CHANT ROYAL, one of the fixed forms of verse invented by the ingenuity of the poets of medieval France. It is composed of five strophes, identical in arrangement, of eleven verses each, and of an envoi of five verses. All the strophes are written on the five rhymes exhibited in the first strophe, the entire poem, therefore, consisting of sixty lines in the course of which five rhymes are repeated. It has been conjectured that the chant royal is an extended ballade, or rather a ballade conceived upon a larger scale; but which form preceded the other appears to be uncertain. On this point Henri de Croï, who wrote about these forms of verse in his Art et science de rhétorique (1493), throws no light. He dwells, however, on the great dignity of what he calls the “Champt Royal,” and says that those who defy with success the ardour of its rules deserve crowns and garlands for their pains. Étienne Pasquier (1529–1615) points out the fact that the Chant Royal, by its length and the rigidity of its structure, is better fitted than the ballade for solemn and pompous themes. In Old French, the most admired chants royal are those of Clement Marot; his Chant royal chrestien, with its refrain

“Santé au corps, et Paradis à l’âme,”

was celebrated. Théodore de Banville defines the chant royal as essentially belonging to ages of faith, when its subjects could be either the exploits of a hero of royal race or the processional splendours of religion. La Fontaine was the latest of the French poets to attempt the chant royal, until it was resuscitated in modern times.

This species of poem was unknown in English medieval literature and was only introduced into Great Britain in the last quarter of the 19th century. The earliest chant royal in English was that published by Edmund Gosse in 1877; it is here given to exemplify the structure and rhyme-arrangement of the form:—

The Praise of Dionysus

“Behold, above the mountains there is light,
A streak of gold, a line of gathering fire,
And the dim East hath suddenly grown bright
With pale aerial flame, that drives up higher
The lurid mists which all the night long were
Breasting the dark ravines and coverts bare;
Behold, behold! the granite gates unclose,
And down the vales a lyric people flows,
Who dance to music, and in dancing fling
Their frantic robes to every wind that blows,
And deathless praises to the Vine-God sing.

Nearer they press, and nearer still in sight,
Still dancing blithely in a seemly choir;
Tossing on high the symbol of their rite,
The cone-tipp'd thyrsus of a god’s desire;
Nearer they come, tall damsels flushed and fair,
With ivy circling their abundant hair,
Onward, with even pace, in stately rows,
With eye that flashes, and with cheek that glows,
And all the while their tribute-songs they bring,
And newer glories of the past disclose
And deathless praises to the Vine-God sing.
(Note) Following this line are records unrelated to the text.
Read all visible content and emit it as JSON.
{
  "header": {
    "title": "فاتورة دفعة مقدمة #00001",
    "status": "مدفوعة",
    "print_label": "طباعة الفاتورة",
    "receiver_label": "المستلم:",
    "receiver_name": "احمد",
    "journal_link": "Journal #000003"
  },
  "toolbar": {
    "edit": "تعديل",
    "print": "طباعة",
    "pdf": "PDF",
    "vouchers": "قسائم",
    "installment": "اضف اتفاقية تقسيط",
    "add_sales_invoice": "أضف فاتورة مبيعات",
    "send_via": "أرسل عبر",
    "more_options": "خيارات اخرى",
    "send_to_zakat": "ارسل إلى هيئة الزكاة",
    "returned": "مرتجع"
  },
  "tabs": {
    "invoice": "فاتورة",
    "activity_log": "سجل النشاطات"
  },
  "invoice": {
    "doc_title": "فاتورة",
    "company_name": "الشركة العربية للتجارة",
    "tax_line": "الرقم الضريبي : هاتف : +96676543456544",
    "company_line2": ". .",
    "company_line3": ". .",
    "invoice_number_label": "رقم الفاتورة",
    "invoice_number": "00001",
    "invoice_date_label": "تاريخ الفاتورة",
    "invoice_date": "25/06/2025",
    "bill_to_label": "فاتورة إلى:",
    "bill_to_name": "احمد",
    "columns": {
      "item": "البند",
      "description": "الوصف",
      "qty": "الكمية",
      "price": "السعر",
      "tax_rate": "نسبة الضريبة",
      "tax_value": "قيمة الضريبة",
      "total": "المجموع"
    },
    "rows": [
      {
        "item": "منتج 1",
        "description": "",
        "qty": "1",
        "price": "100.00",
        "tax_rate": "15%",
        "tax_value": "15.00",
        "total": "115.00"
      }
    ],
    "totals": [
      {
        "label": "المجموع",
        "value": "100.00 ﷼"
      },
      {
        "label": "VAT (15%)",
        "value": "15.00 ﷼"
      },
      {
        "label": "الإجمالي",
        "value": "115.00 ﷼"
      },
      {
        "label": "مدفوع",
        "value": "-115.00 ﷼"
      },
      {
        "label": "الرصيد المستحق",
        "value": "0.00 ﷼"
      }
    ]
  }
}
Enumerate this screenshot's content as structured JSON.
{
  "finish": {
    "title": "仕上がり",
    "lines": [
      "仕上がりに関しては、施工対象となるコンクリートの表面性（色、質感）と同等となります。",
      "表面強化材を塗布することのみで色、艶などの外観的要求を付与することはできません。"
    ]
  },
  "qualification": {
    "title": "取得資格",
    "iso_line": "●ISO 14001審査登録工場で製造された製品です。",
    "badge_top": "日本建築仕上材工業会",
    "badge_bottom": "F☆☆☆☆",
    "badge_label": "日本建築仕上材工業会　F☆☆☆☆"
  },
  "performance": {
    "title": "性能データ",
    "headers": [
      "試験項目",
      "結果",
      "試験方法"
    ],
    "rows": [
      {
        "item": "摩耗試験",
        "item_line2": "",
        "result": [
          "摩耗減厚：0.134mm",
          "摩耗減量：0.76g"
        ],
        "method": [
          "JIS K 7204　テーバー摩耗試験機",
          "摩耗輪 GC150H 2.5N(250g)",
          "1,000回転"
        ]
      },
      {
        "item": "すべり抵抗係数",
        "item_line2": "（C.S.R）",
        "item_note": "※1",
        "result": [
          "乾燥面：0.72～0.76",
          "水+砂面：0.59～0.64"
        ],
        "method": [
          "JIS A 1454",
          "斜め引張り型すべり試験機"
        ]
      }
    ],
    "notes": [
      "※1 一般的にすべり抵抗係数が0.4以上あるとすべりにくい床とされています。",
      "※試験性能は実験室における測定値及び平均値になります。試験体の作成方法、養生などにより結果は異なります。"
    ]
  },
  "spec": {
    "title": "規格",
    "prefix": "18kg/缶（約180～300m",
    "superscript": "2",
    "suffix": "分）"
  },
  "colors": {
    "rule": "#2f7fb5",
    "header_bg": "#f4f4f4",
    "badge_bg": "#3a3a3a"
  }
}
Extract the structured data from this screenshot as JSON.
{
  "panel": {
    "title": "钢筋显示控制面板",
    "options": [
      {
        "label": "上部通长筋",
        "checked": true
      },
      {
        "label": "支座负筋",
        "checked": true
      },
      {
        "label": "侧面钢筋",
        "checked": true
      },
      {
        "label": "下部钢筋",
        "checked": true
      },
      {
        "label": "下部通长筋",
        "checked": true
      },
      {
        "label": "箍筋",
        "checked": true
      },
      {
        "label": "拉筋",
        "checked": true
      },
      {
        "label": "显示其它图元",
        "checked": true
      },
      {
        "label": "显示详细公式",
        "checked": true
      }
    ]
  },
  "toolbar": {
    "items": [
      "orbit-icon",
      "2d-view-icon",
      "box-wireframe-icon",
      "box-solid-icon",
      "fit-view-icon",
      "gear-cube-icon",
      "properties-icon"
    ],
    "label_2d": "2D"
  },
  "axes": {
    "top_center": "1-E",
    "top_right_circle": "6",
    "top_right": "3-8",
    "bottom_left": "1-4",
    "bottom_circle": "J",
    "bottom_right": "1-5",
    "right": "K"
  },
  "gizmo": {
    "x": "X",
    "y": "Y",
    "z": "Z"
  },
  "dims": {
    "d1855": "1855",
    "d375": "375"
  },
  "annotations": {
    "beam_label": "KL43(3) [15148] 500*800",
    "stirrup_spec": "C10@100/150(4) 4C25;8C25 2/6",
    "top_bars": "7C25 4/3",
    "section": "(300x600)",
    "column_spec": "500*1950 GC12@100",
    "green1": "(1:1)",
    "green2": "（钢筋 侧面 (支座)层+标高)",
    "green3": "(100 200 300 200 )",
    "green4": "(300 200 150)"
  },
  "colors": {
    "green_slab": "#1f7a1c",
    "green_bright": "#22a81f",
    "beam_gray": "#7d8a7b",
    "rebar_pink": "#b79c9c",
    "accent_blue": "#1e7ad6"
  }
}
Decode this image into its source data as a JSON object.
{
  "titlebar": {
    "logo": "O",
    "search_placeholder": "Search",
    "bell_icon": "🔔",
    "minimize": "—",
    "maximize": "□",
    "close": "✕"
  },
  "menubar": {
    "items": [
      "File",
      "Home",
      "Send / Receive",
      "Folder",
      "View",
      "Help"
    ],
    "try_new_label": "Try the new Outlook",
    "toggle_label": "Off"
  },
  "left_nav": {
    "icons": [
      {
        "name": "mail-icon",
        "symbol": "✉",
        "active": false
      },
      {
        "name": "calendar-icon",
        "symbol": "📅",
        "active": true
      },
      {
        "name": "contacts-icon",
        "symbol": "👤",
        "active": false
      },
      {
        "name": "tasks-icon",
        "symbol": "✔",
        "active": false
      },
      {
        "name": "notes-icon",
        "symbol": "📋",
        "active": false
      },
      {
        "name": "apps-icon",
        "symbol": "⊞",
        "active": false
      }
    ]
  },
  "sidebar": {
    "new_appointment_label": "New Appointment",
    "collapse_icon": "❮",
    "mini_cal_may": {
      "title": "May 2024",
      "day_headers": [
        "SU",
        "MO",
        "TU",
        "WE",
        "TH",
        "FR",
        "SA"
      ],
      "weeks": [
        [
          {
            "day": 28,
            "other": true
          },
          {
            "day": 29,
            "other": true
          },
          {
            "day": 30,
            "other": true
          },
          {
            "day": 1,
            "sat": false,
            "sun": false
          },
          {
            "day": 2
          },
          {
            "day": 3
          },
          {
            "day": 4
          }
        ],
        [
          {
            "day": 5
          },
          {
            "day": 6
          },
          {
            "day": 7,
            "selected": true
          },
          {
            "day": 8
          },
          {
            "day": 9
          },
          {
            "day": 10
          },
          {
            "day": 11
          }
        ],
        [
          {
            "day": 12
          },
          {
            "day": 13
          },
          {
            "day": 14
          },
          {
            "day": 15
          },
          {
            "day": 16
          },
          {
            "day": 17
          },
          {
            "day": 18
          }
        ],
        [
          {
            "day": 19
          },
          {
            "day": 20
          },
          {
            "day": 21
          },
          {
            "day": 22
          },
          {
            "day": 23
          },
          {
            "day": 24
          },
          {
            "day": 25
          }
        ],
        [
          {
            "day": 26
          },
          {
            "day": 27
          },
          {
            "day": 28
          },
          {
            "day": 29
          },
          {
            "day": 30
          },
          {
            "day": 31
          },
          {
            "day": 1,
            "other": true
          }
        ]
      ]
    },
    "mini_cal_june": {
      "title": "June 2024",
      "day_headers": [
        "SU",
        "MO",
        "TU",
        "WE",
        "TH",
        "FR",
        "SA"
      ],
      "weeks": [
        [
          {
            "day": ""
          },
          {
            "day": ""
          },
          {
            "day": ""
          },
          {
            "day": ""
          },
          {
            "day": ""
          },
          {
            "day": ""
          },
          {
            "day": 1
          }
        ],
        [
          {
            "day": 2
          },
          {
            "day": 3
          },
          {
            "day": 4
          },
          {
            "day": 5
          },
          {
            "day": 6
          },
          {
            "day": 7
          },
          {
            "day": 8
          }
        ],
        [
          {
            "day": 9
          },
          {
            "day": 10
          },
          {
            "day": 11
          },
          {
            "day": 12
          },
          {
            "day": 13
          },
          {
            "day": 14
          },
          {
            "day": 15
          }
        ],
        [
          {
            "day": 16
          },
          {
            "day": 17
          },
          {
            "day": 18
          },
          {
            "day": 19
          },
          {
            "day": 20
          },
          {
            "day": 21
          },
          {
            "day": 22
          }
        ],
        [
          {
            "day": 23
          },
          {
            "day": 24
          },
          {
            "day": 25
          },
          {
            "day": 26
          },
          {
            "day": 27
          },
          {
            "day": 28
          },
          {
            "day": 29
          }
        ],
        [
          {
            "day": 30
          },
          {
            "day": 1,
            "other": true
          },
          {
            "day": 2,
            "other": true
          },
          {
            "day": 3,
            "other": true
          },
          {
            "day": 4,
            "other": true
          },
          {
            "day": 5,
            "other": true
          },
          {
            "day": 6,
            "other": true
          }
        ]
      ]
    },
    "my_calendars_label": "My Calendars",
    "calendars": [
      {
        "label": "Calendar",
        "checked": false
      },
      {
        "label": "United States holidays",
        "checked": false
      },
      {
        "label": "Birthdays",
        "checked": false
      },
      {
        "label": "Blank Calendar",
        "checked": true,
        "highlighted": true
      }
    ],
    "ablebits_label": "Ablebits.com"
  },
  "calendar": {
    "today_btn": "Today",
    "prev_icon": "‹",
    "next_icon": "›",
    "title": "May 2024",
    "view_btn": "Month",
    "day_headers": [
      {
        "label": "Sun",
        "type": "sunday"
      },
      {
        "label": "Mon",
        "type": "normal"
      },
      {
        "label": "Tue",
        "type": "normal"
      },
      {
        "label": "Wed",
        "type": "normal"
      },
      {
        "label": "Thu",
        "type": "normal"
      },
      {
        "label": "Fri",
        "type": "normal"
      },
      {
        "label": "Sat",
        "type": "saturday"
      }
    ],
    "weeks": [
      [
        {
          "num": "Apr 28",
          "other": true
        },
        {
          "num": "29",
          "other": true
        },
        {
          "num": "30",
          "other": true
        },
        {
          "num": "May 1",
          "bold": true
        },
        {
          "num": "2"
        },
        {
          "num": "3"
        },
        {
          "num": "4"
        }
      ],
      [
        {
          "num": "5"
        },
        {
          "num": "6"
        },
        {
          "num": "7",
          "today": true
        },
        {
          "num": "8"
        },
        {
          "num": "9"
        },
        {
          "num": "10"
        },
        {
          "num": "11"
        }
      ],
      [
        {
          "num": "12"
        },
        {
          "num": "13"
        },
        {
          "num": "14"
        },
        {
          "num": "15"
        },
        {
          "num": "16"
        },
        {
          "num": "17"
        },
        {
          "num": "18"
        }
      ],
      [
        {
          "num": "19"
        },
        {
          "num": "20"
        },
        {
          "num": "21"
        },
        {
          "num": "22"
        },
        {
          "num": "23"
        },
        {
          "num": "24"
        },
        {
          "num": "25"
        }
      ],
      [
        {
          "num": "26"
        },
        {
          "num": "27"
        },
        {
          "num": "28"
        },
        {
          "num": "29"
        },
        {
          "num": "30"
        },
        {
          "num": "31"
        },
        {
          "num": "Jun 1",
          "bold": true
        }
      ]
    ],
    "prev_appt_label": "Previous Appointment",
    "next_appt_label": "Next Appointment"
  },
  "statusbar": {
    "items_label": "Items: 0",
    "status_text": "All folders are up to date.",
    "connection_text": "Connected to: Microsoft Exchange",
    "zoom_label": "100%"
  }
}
The pure luxuriance of their limbs is white,
And flashes clearer as they draw the nigher,
Bathed in an air of infinite delight,
Smooth without wound of thorn, or fleck of mire,
Borne up by song as by a trumpet’s blare,
Leading the van to conquest, on they fare,
Fearless and bold, whoever comes or goes,
These shining cohorts of Bacchantes close,
Shouting and shouting till the mountains ring,
And forests grim forget their ancient woes,
And deathless praises to the Vine-God sing.

And youths there are for whom full many a night
Brought dreams of bliss, vague dreams that haunt and tire
Who rose in their own ecstasy bedight,
And wandered forth through many a scourging briar,
And waited shivering in the icy air,
And wrapped the leopard-skin about them there,
Knowing for all the bitter air that froze,
The time must come, that every poet knows,
When he shall rise and feel himself a king,
And follow, follow where the ivy grows,
And deathless praises to the Vine-God sing.